, Assistant Editor
When Jon Olafsson and his sons “pushed the button” Friday at their new Icelandic Glacial bottling facility, the first motion on the automated line dumped a heap of thumb-sized plastic test tubes into a loading bin.
That cascade of plastic “pre-forms” not only put Icelandic Glacial in the same class as the majority of bottled water companies across the globe, who finalize their bottles on-site, but it also represented a big environmental step for a company that has cut its reputation via its carbon-neutral status.
To receive the CarbonNeutral seal from The Carbon Neutral Company, firms offset their emissions by investing in carbon-reducing projects – ultimately zeroing out their carbon footprint. But first, seal-seeking firms reduce their own emissions to the lowest achievable level.
Icelandic Glacial has an edge on this because they use Iceland’s low-impact geo-thermal and hydro-electric power grid.
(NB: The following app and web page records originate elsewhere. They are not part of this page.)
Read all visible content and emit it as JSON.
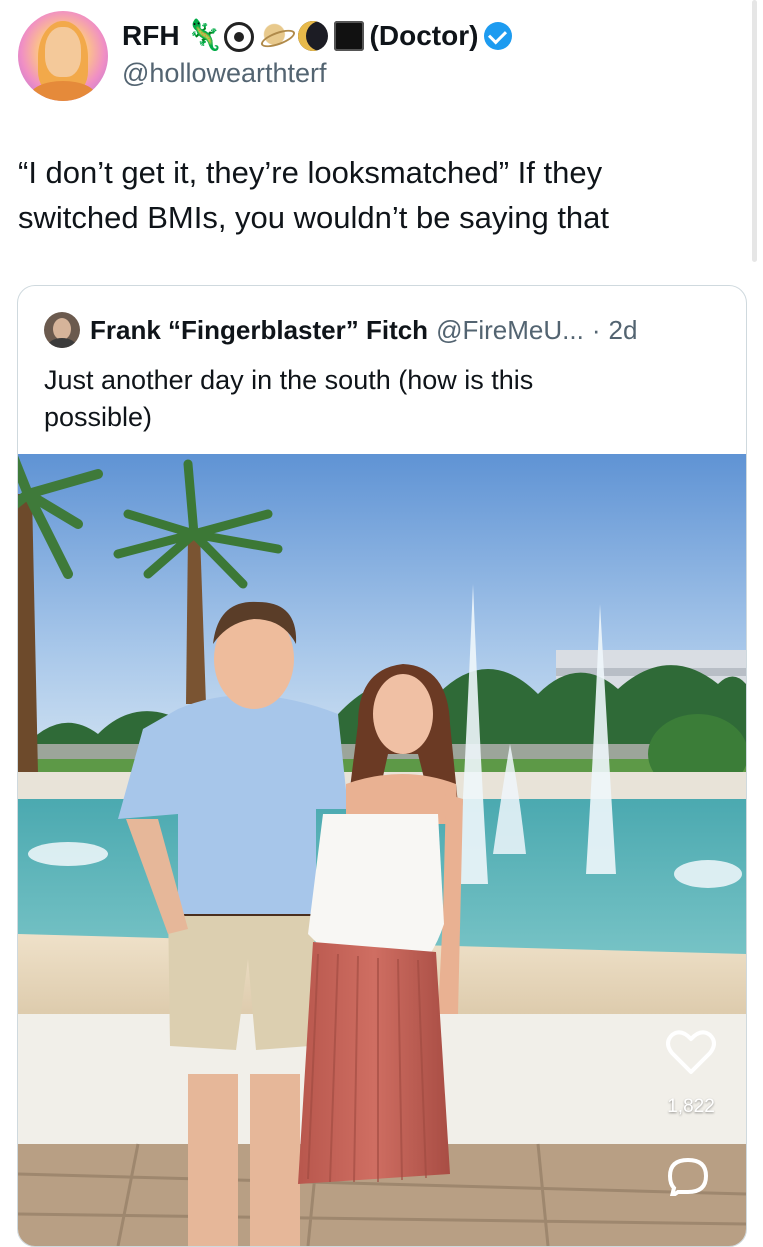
{
  "author": {
    "display_name": "RFH",
    "role_tag": "(Doctor)",
    "handle": "@hollowearthterf",
    "emoji_icons": [
      "lizard-icon",
      "eye-icon",
      "saturn-icon",
      "moon-icon",
      "black-square-icon"
    ],
    "verified": true
  },
  "tweet": {
    "text": "“I don’t get it, they’re looksmatched” If they\nswitched BMIs, you wouldn’t be saying that"
  },
  "quote": {
    "display_name": "Frank “Fingerblaster” Fitch",
    "handle": "@FireMeU...",
    "separator": "·",
    "time": "2d",
    "text": "Just another day in the south (how is this possible)",
    "media": {
      "like_count": "1,822"
    }
  },
  "colors": {
    "accent": "#1d9bf0",
    "text_primary": "#0f1419",
    "text_secondary": "#536471",
    "border": "#cfd9de"
  }
}
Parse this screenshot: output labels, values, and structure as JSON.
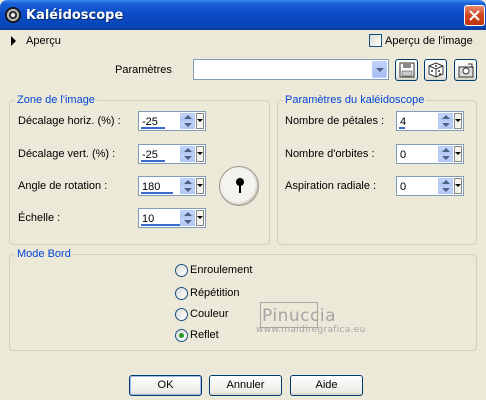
{
  "window": {
    "title": "Kaléidoscope",
    "icon": "kaleidoscope-app-icon"
  },
  "preview": {
    "section_label": "Aperçu",
    "checkbox_label": "Aperçu de l'image",
    "checkbox_checked": false
  },
  "presets": {
    "label": "Paramètres",
    "value": ""
  },
  "toolbar": {
    "icons": [
      "save-preset-icon",
      "random-dice-icon",
      "preset-manager-icon"
    ]
  },
  "zone_group": {
    "title": "Zone de l'image",
    "fields": [
      {
        "label": "Décalage horiz. (%) :",
        "value": "-25",
        "fill": 0.375
      },
      {
        "label": "Décalage vert. (%) :",
        "value": "-25",
        "fill": 0.375
      },
      {
        "label": "Angle de rotation :",
        "value": "180",
        "fill": 0.5
      },
      {
        "label": "Échelle :",
        "value": "10",
        "fill": 0.74
      }
    ]
  },
  "kaleido_group": {
    "title": "Paramètres du kaléidoscope",
    "fields": [
      {
        "label": "Nombre de pétales :",
        "value": "4",
        "fill": 0.1
      },
      {
        "label": "Nombre d'orbites :",
        "value": "0",
        "fill": 0
      },
      {
        "label": "Aspiration radiale :",
        "value": "0",
        "fill": 0
      }
    ]
  },
  "edge_group": {
    "title": "Mode Bord",
    "options": [
      "Enroulement",
      "Répétition",
      "Couleur",
      "Reflet"
    ],
    "selected": "Reflet"
  },
  "watermark": {
    "name": "Pinuccia",
    "site": "www.maidiregrafica.eu"
  },
  "buttons": {
    "ok": "OK",
    "cancel": "Annuler",
    "help": "Aide"
  },
  "colors": {
    "titlebar": "#0a4ac4",
    "group_title": "#0046d5",
    "background": "#ece9d8",
    "slider_bar": "#3a6bd1"
  }
}
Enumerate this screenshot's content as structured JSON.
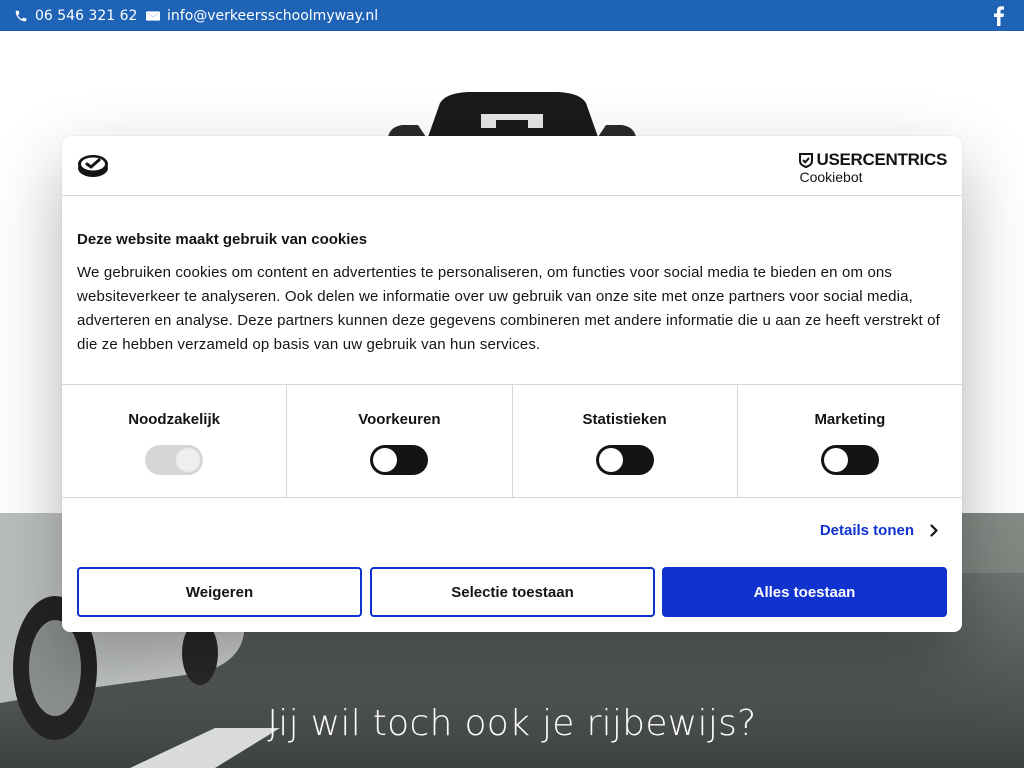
{
  "topbar": {
    "phone": "06 546 321 62",
    "email": "info@verkeersschoolmyway.nl",
    "background": "#1f63b7"
  },
  "hero": {
    "headline": "Jij wil toch ook je rijbewijs?"
  },
  "cookie_dialog": {
    "brand_name": "USERCENTRICS",
    "brand_product": "Cookiebot",
    "title": "Deze website maakt gebruik van cookies",
    "description": "We gebruiken cookies om content en advertenties te personaliseren, om functies voor social media te bieden en om ons websiteverkeer te analyseren. Ook delen we informatie over uw gebruik van onze site met onze partners voor social media, adverteren en analyse. Deze partners kunnen deze gegevens combineren met andere informatie die u aan ze heeft verstrekt of die ze hebben verzameld op basis van uw gebruik van hun services.",
    "categories": [
      {
        "label": "Noodzakelijk",
        "enabled": true,
        "locked": true
      },
      {
        "label": "Voorkeuren",
        "enabled": false,
        "locked": false
      },
      {
        "label": "Statistieken",
        "enabled": false,
        "locked": false
      },
      {
        "label": "Marketing",
        "enabled": false,
        "locked": false
      }
    ],
    "details_label": "Details tonen",
    "buttons": {
      "deny": "Weigeren",
      "selection": "Selectie toestaan",
      "allow_all": "Alles toestaan"
    },
    "accent_color": "#1032cf"
  }
}
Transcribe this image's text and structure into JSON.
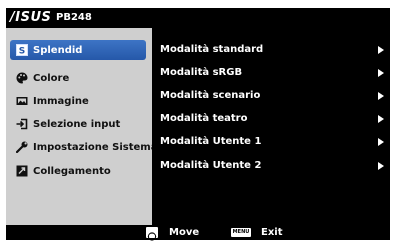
{
  "header": {
    "brand": "/ISUS",
    "model": "PB248"
  },
  "sidebar": {
    "items": [
      {
        "label": "Splendid",
        "icon": "splendid-icon",
        "selected": true
      },
      {
        "label": "Colore",
        "icon": "palette-icon"
      },
      {
        "label": "Immagine",
        "icon": "image-icon"
      },
      {
        "label": "Selezione input",
        "icon": "input-icon"
      },
      {
        "label": "Impostazione Sistema",
        "icon": "wrench-icon"
      },
      {
        "label": "Collegamento",
        "icon": "link-icon"
      }
    ]
  },
  "main": {
    "options": [
      {
        "label": "Modalità standard"
      },
      {
        "label": "Modalità sRGB"
      },
      {
        "label": "Modalità scenario"
      },
      {
        "label": "Modalità teatro"
      },
      {
        "label": "Modalità Utente 1"
      },
      {
        "label": "Modalità Utente 2"
      }
    ]
  },
  "footer": {
    "move_label": "Move",
    "menu_key": "MENU",
    "exit_label": "Exit"
  },
  "colors": {
    "selected": "#2f63b5",
    "sidebar_bg": "#cfcfcf",
    "osd_bg": "#000000"
  }
}
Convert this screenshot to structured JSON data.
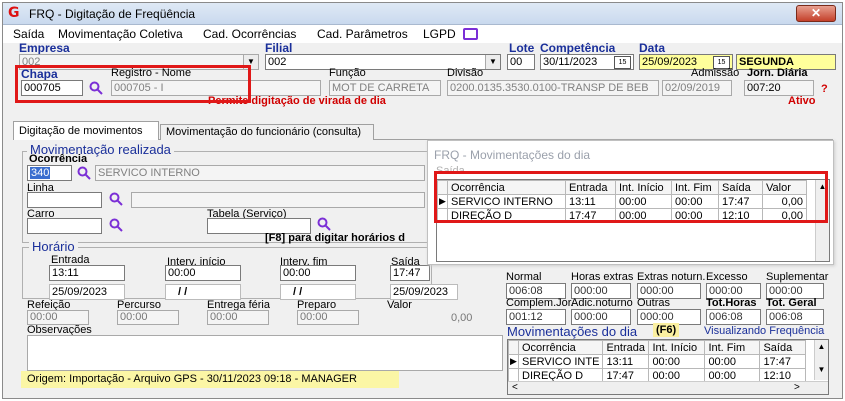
{
  "window": {
    "title": "FRQ - Digitação de Freqüência",
    "close_label": "✕"
  },
  "menu": {
    "items": [
      "Saída",
      "Movimentação Coletiva",
      "Cad. Ocorrências",
      "Cad. Parâmetros",
      "LGPD"
    ]
  },
  "header": {
    "empresa_label": "Empresa",
    "empresa_value": "002",
    "filial_label": "Filial",
    "filial_value": "002",
    "lote_label": "Lote",
    "lote_value": "00",
    "competencia_label": "Competência",
    "competencia_value": "30/11/2023",
    "data_label": "Data",
    "data_value": "25/09/2023",
    "weekday": "SEGUNDA",
    "chapa_label": "Chapa",
    "chapa_value": "000705",
    "registro_label": "Registro - Nome",
    "registro_value": "000705 - I",
    "funcao_label": "Função",
    "funcao_value": "MOT DE CARRETA",
    "divisao_label": "Divisão",
    "divisao_value": "0200.0135.3530.0100-TRANSP DE BEB",
    "admissao_label": "Admissão",
    "admissao_value": "02/09/2019",
    "jornada_label": "Jorn. Diária",
    "jornada_value": "007:20",
    "help": "?",
    "notice": "Permite digitação de virada de dia",
    "status": "Ativo"
  },
  "tabs": [
    "Digitação de movimentos",
    "Movimentação do funcionário (consulta)"
  ],
  "movimentacao": {
    "group_title": "Movimentação realizada",
    "ocorrencia_label": "Ocorrência",
    "ocorrencia_code": "340",
    "ocorrencia_desc": "SERVICO INTERNO",
    "linha_label": "Linha",
    "carro_label": "Carro",
    "tabela_label": "Tabela (Serviço)",
    "f8_hint": "[F8] para digitar horários d"
  },
  "horario": {
    "group_title": "Horário",
    "entrada_label": "Entrada",
    "entrada_value": "13:11",
    "entrada_date": "25/09/2023",
    "interv_ini_label": "Interv. início",
    "interv_ini_value": "00:00",
    "interv_ini_date": "/ /",
    "interv_fim_label": "Interv. fim",
    "interv_fim_value": "00:00",
    "interv_fim_date": "/ /",
    "saida_label": "Saída",
    "saida_value": "17:47",
    "saida_date": "25/09/2023"
  },
  "extras": {
    "refeicao_label": "Refeição",
    "refeicao_value": "00:00",
    "percurso_label": "Percurso",
    "percurso_value": "00:00",
    "entrega_label": "Entrega féria",
    "entrega_value": "00:00",
    "preparo_label": "Preparo",
    "preparo_value": "00:00",
    "valor_label": "Valor",
    "valor_value": "0,00",
    "observacoes_label": "Observações"
  },
  "origem": "Origem: Importação - Arquivo GPS - 30/11/2023 09:18 - MANAGER",
  "popup": {
    "title": "FRQ - Movimentações do dia",
    "menu": "Saída",
    "columns": [
      "Ocorrência",
      "Entrada",
      "Int. Início",
      "Int. Fim",
      "Saída",
      "Valor"
    ],
    "rows": [
      [
        "SERVICO INTERNO",
        "13:11",
        "00:00",
        "00:00",
        "17:47",
        "0,00"
      ],
      [
        "DIREÇÃO D",
        "17:47",
        "00:00",
        "00:00",
        "12:10",
        "0,00"
      ]
    ]
  },
  "totals": {
    "labels1": [
      "Normal",
      "Horas extras",
      "Extras noturn.",
      "Excesso",
      "Suplementar"
    ],
    "values1": [
      "006:08",
      "000:00",
      "000:00",
      "000:00",
      "000:00"
    ],
    "labels2": [
      "Complem.Jor.",
      "Adic.noturno",
      "Outras",
      "Tot.Horas",
      "Tot. Geral"
    ],
    "values2": [
      "001:12",
      "000:00",
      "000:00",
      "006:08",
      "006:08"
    ]
  },
  "day_moves": {
    "title": "Movimentações do dia",
    "key": "(F6)",
    "viewing": "Visualizando Frequência",
    "columns": [
      "Ocorrência",
      "Entrada",
      "Int. Início",
      "Int. Fim",
      "Saída"
    ],
    "rows": [
      [
        "SERVICO INTE",
        "13:11",
        "00:00",
        "00:00",
        "17:47"
      ],
      [
        "DIREÇÃO D",
        "17:47",
        "00:00",
        "00:00",
        "12:10"
      ]
    ]
  }
}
Most of their emissions come from the vehicles required to shuttle employees, finished products and raw materials to and from the factory, the pre-forms help them further reduce transportation-related carbon emissions.
The new bottling line blows the tiny test-tubes into full-sized bottles on site while the company’s old facility imported fully-formed bottles – which required far more space on incoming trucks.
The new facility also uses low-power infra-red lighting, and a highly-automated filling line with the capability to produce and fill 30,000 bottles per hour.